Richard said: “In 2019, we decided to change our feeding system and fed TMR the whole year round. However, I found this system costly and reverted back to the zero grazer for this current season.

“Grass makes up a proportion of the diet as early as possible in spring and in a typical year 100% grass diet is fed from late April onwards. The current intakes of the herd stand at more than 16kg DM per cow per day of zero grazed grass,” he said.

The Scottish Farmer: Cows are fed zero grazed grass from April to October – and here's an unusual wide angle view of the feed passage

Richard and the family decided to further invest in technology and installed four Fullwood Merlin robots to help free up some time to spend with the family.

Cows are divided into two houses with two robots and 114 cubicles measuring 2.43m x 1.22m in each house.

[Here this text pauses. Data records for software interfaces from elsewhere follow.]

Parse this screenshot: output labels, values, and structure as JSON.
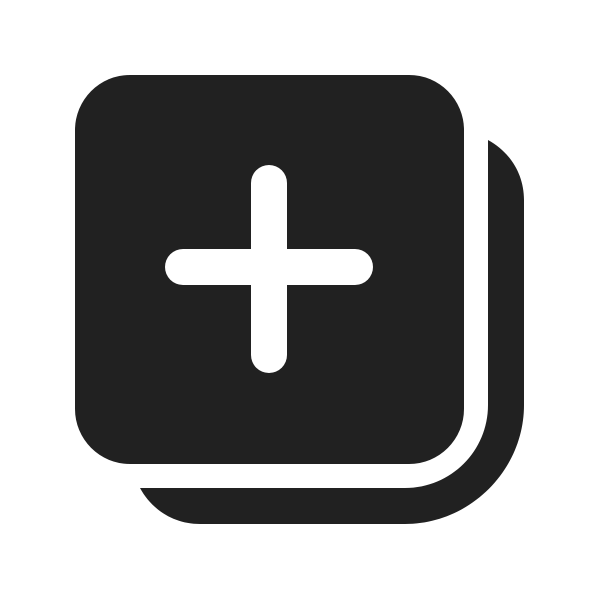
{
  "icon": {
    "name": "add-square-multiple-icon",
    "colors": {
      "foreground": "#212121",
      "background": "#ffffff",
      "plus": "#ffffff"
    }
  }
}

The cubicles are a cow-coon hybrid which offers the animals comfort with pasture mats and are bedded with a peat and lime mix.

Within each of the two sheds cows can travel anywhere in the building unimpeded and have free access to feeding, resting and milking at all times. The system alone drives cow flow, with visits to the robots for milking averaging around three visits per day.

The herd is also foot-bathed daily through the robot with four automatic systems. Dermatitis incidences have dropped considerably since the cows have gone through the footbath more regularly, with the solution changed every 75 cows.

Production in the Brookvale herd is currently averaging 33 litres of milk per cow, per day at 4% BF and 3.55% P.

The diet fed ration is formulated to support 28 litres with cows eating on average 4kg concentrates and the maximum being fed through the robot at 12kg of concentrates.

Richard said: “Rather than reducing overall labour input, the aim of going down the robotic route was to be more flexible with time for family life and not being curtailed by milking times.”

However, the use of technology on this farm does not stop there as Richard also uses a slurry aeration system (automatic slurry bubbler system, ASBS) which is an energy efficient method to ensure standard consistency and improved quality in stored slurry.

Air is circulated through valves which are fixed to the base of the tank so this air introduction encourages continuous agitation of the slurry meaning it is in spreadable condition at all times without the need to mechanically mix.

Also, a computerised heat detection system is used for the cows where each animal is fitted with a collar that monitors heat expression and transmits the data wirelessly to a computer or a smart device. Once heats are recorded, then the animal can be served.

An automatic Holm and Laue calf feeder is used to feed the young stock for 65 days from the age of one week. As much as this piece of technology has been important for 15 years on the farm, Richard pointed out that having his mother managing the rearing of calves was vital at Brookvale Farm, with attention to detail no less essential even with the automatic system.

“Technology is always at the forefront here at Brookvale Farm,” said Richard. “We will continue to strive to increase our efficiency and profitability whilst giving the necessary time to the family.”